=== Data for processing ===

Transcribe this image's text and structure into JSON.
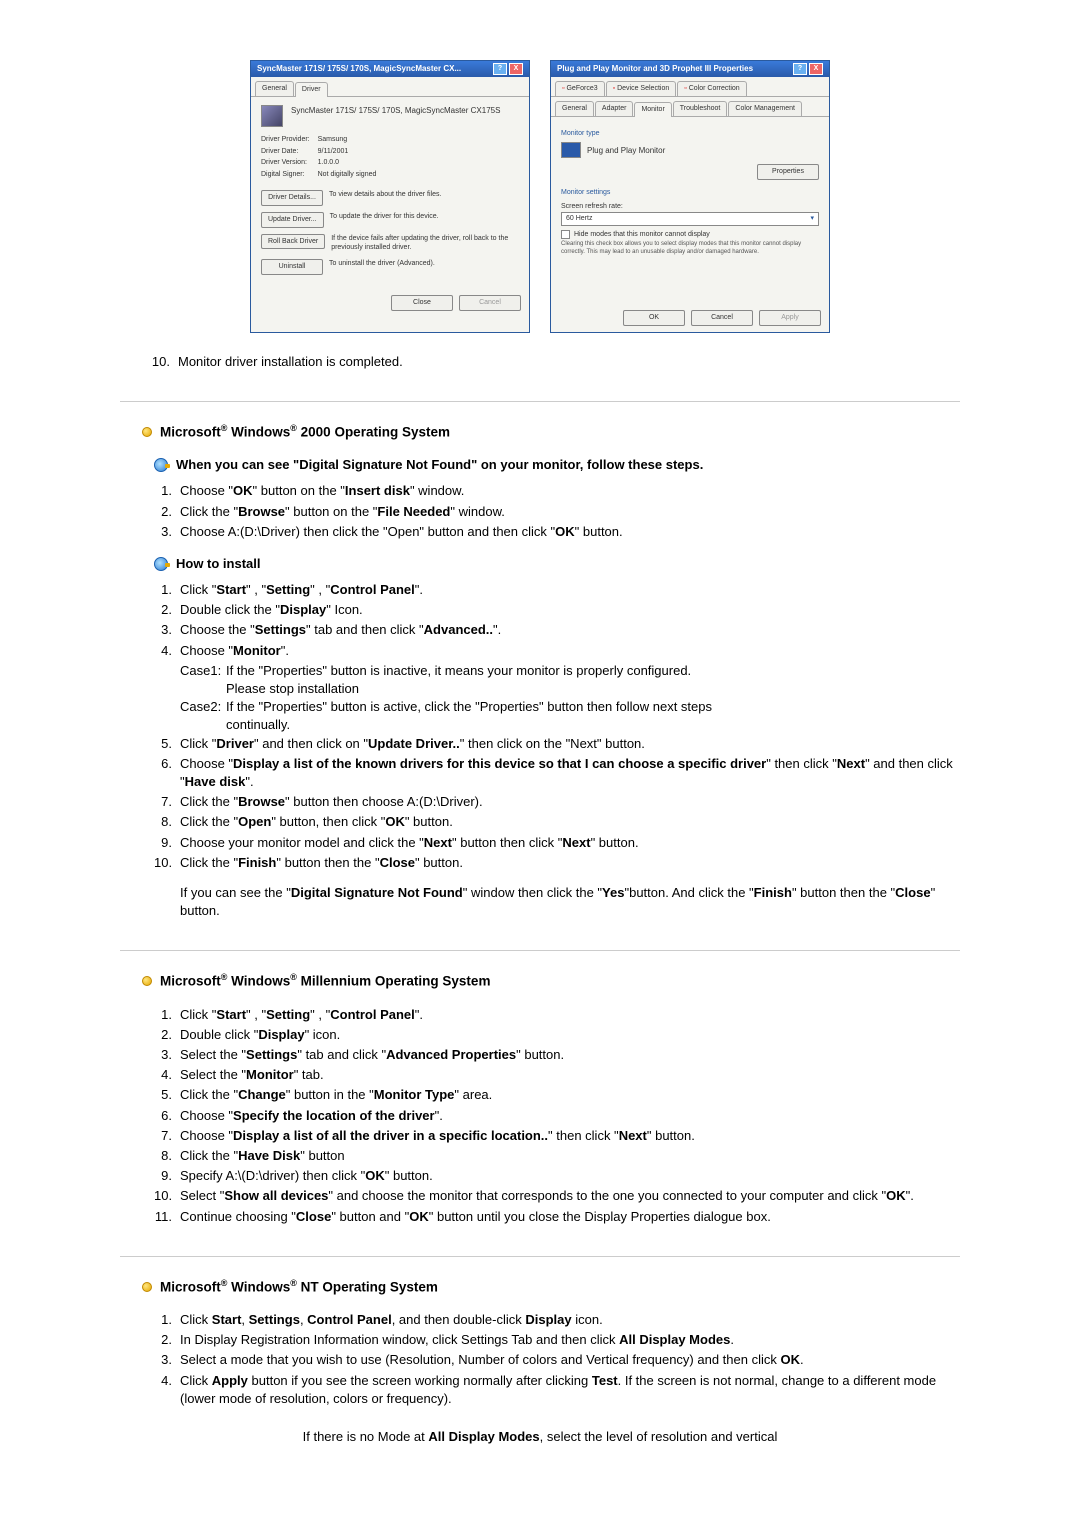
{
  "dialog1": {
    "title": "SyncMaster 171S/ 175S/ 170S, MagicSyncMaster CX...",
    "tabs": [
      "General",
      "Driver"
    ],
    "product": "SyncMaster 171S/ 175S/ 170S, MagicSyncMaster CX175S",
    "provider_label": "Driver Provider:",
    "provider": "Samsung",
    "date_label": "Driver Date:",
    "date": "9/11/2001",
    "version_label": "Driver Version:",
    "version": "1.0.0.0",
    "signer_label": "Digital Signer:",
    "signer": "Not digitally signed",
    "btn_details": "Driver Details...",
    "desc_details": "To view details about the driver files.",
    "btn_update": "Update Driver...",
    "desc_update": "To update the driver for this device.",
    "btn_rollback": "Roll Back Driver",
    "desc_rollback": "If the device fails after updating the driver, roll back to the previously installed driver.",
    "btn_uninstall": "Uninstall",
    "desc_uninstall": "To uninstall the driver (Advanced).",
    "close": "Close",
    "cancel": "Cancel"
  },
  "dialog2": {
    "title": "Plug and Play Monitor and 3D Prophet III Properties",
    "tabs_row1": [
      "GeForce3",
      "Device Selection",
      "Color Correction"
    ],
    "tabs_row2": [
      "General",
      "Adapter",
      "Monitor",
      "Troubleshoot",
      "Color Management"
    ],
    "section_type": "Monitor type",
    "monitor_name": "Plug and Play Monitor",
    "btn_props": "Properties",
    "section_settings": "Monitor settings",
    "refresh_label": "Screen refresh rate:",
    "refresh_value": "60 Hertz",
    "hide_modes": "Hide modes that this monitor cannot display",
    "hide_note": "Clearing this check box allows you to select display modes that this monitor cannot display correctly. This may lead to an unusable display and/or damaged hardware.",
    "ok": "OK",
    "cancel": "Cancel",
    "apply": "Apply"
  },
  "step10": "Monitor driver installation is completed.",
  "sec_2000": {
    "title_prefix": "Microsoft",
    "title_mid": " Windows",
    "title_suffix": " 2000 Operating System",
    "sub1": "When you can see \"Digital Signature Not Found\" on your monitor, follow these steps.",
    "s1": "Choose \"OK\" button on the \"Insert disk\" window.",
    "s2": "Click the \"Browse\" button on the \"File Needed\" window.",
    "s3": "Choose A:(D:\\Driver) then click the \"Open\" button and then click \"OK\" button.",
    "sub2": "How to install",
    "h1": "Click \"Start\" , \"Setting\" , \"Control Panel\".",
    "h2": "Double click the \"Display\" Icon.",
    "h3": "Choose the \"Settings\" tab and then click \"Advanced..\".",
    "h4": "Choose \"Monitor\".",
    "case1_label": "Case1:",
    "case1": "If the \"Properties\" button is inactive, it means your monitor is properly configured. Please stop installation",
    "case2_label": "Case2:",
    "case2": "If the \"Properties\" button is active, click the \"Properties\" button then follow next steps continually.",
    "h5": "Click \"Driver\" and then click on \"Update Driver..\" then click on the \"Next\" button.",
    "h6": "Choose \"Display a list of the known drivers for this device so that I can choose a specific driver\" then click \"Next\" and then click \"Have disk\".",
    "h7": "Click the \"Browse\" button then choose A:(D:\\Driver).",
    "h8": "Click the \"Open\" button, then click \"OK\" button.",
    "h9": "Choose your monitor model and click the \"Next\" button then click \"Next\" button.",
    "h10": "Click the \"Finish\" button then the \"Close\" button.",
    "note": "If you can see the \"Digital Signature Not Found\" window then click the \"Yes\"button. And click the \"Finish\" button then the \"Close\" button."
  },
  "sec_me": {
    "title_suffix": " Millennium Operating System",
    "m1": "Click \"Start\" , \"Setting\" , \"Control Panel\".",
    "m2": "Double click \"Display\" icon.",
    "m3": "Select the \"Settings\" tab and click \"Advanced Properties\" button.",
    "m4": "Select the \"Monitor\" tab.",
    "m5": "Click the \"Change\" button in the \"Monitor Type\" area.",
    "m6": "Choose \"Specify the location of the driver\".",
    "m7": "Choose \"Display a list of all the driver in a specific location..\" then click \"Next\" button.",
    "m8": "Click the \"Have Disk\" button",
    "m9": "Specify A:\\(D:\\driver) then click \"OK\" button.",
    "m10": "Select \"Show all devices\" and choose the monitor that corresponds to the one you connected to your computer and click \"OK\".",
    "m11": "Continue choosing \"Close\" button and \"OK\" button until you close the Display Properties dialogue box."
  },
  "sec_nt": {
    "title_suffix": " NT Operating System",
    "n1": "Click Start, Settings, Control Panel, and then double-click Display icon.",
    "n2": "In Display Registration Information window, click Settings Tab and then click All Display Modes.",
    "n3": "Select a mode that you wish to use (Resolution, Number of colors and Vertical frequency) and then click OK.",
    "n4": "Click Apply button if you see the screen working normally after clicking Test. If the screen is not normal, change to a different mode (lower mode of resolution, colors or frequency).",
    "note": "If there is no Mode at All Display Modes, select the level of resolution and vertical"
  }
}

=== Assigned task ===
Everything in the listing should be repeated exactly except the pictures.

=== Reply ===
Transcribe this image's text and structure into JSON.
{
  "dialog1": {
    "title": "SyncMaster 171S/ 175S/ 170S, MagicSyncMaster CX...",
    "tabs": [
      "General",
      "Driver"
    ],
    "product": "SyncMaster 171S/ 175S/ 170S, MagicSyncMaster CX175S",
    "provider_label": "Driver Provider:",
    "provider": "Samsung",
    "date_label": "Driver Date:",
    "date": "9/11/2001",
    "version_label": "Driver Version:",
    "version": "1.0.0.0",
    "signer_label": "Digital Signer:",
    "signer": "Not digitally signed",
    "btn_details": "Driver Details...",
    "desc_details": "To view details about the driver files.",
    "btn_update": "Update Driver...",
    "desc_update": "To update the driver for this device.",
    "btn_rollback": "Roll Back Driver",
    "desc_rollback": "If the device fails after updating the driver, roll back to the previously installed driver.",
    "btn_uninstall": "Uninstall",
    "desc_uninstall": "To uninstall the driver (Advanced).",
    "close": "Close",
    "cancel": "Cancel"
  },
  "dialog2": {
    "title": "Plug and Play Monitor and 3D Prophet III Properties",
    "tabs_row1": [
      "GeForce3",
      "Device Selection",
      "Color Correction"
    ],
    "tabs_row2": [
      "General",
      "Adapter",
      "Monitor",
      "Troubleshoot",
      "Color Management"
    ],
    "section_type": "Monitor type",
    "monitor_name": "Plug and Play Monitor",
    "btn_props": "Properties",
    "section_settings": "Monitor settings",
    "refresh_label": "Screen refresh rate:",
    "refresh_value": "60 Hertz",
    "hide_modes": "Hide modes that this monitor cannot display",
    "hide_note": "Clearing this check box allows you to select display modes that this monitor cannot display correctly. This may lead to an unusable display and/or damaged hardware.",
    "ok": "OK",
    "cancel": "Cancel",
    "apply": "Apply"
  },
  "step10": "Monitor driver installation is completed.",
  "sec_2000": {
    "title_prefix": "Microsoft",
    "title_mid": " Windows",
    "title_suffix": " 2000 Operating System",
    "sub1": "When you can see \"Digital Signature Not Found\" on your monitor, follow these steps.",
    "s1": "Choose \"OK\" button on the \"Insert disk\" window.",
    "s2": "Click the \"Browse\" button on the \"File Needed\" window.",
    "s3": "Choose A:(D:\\Driver) then click the \"Open\" button and then click \"OK\" button.",
    "sub2": "How to install",
    "h1": "Click \"Start\" , \"Setting\" , \"Control Panel\".",
    "h2": "Double click the \"Display\" Icon.",
    "h3": "Choose the \"Settings\" tab and then click \"Advanced..\".",
    "h4": "Choose \"Monitor\".",
    "case1_label": "Case1:",
    "case1": "If the \"Properties\" button is inactive, it means your monitor is properly configured. Please stop installation",
    "case2_label": "Case2:",
    "case2": "If the \"Properties\" button is active, click the \"Properties\" button then follow next steps continually.",
    "h5": "Click \"Driver\" and then click on \"Update Driver..\" then click on the \"Next\" button.",
    "h6": "Choose \"Display a list of the known drivers for this device so that I can choose a specific driver\" then click \"Next\" and then click \"Have disk\".",
    "h7": "Click the \"Browse\" button then choose A:(D:\\Driver).",
    "h8": "Click the \"Open\" button, then click \"OK\" button.",
    "h9": "Choose your monitor model and click the \"Next\" button then click \"Next\" button.",
    "h10": "Click the \"Finish\" button then the \"Close\" button.",
    "note": "If you can see the \"Digital Signature Not Found\" window then click the \"Yes\"button. And click the \"Finish\" button then the \"Close\" button."
  },
  "sec_me": {
    "title_suffix": " Millennium Operating System",
    "m1": "Click \"Start\" , \"Setting\" , \"Control Panel\".",
    "m2": "Double click \"Display\" icon.",
    "m3": "Select the \"Settings\" tab and click \"Advanced Properties\" button.",
    "m4": "Select the \"Monitor\" tab.",
    "m5": "Click the \"Change\" button in the \"Monitor Type\" area.",
    "m6": "Choose \"Specify the location of the driver\".",
    "m7": "Choose \"Display a list of all the driver in a specific location..\" then click \"Next\" button.",
    "m8": "Click the \"Have Disk\" button",
    "m9": "Specify A:\\(D:\\driver) then click \"OK\" button.",
    "m10": "Select \"Show all devices\" and choose the monitor that corresponds to the one you connected to your computer and click \"OK\".",
    "m11": "Continue choosing \"Close\" button and \"OK\" button until you close the Display Properties dialogue box."
  },
  "sec_nt": {
    "title_suffix": " NT Operating System",
    "n1": "Click Start, Settings, Control Panel, and then double-click Display icon.",
    "n2": "In Display Registration Information window, click Settings Tab and then click All Display Modes.",
    "n3": "Select a mode that you wish to use (Resolution, Number of colors and Vertical frequency) and then click OK.",
    "n4": "Click Apply button if you see the screen working normally after clicking Test. If the screen is not normal, change to a different mode (lower mode of resolution, colors or frequency).",
    "note": "If there is no Mode at All Display Modes, select the level of resolution and vertical"
  }
}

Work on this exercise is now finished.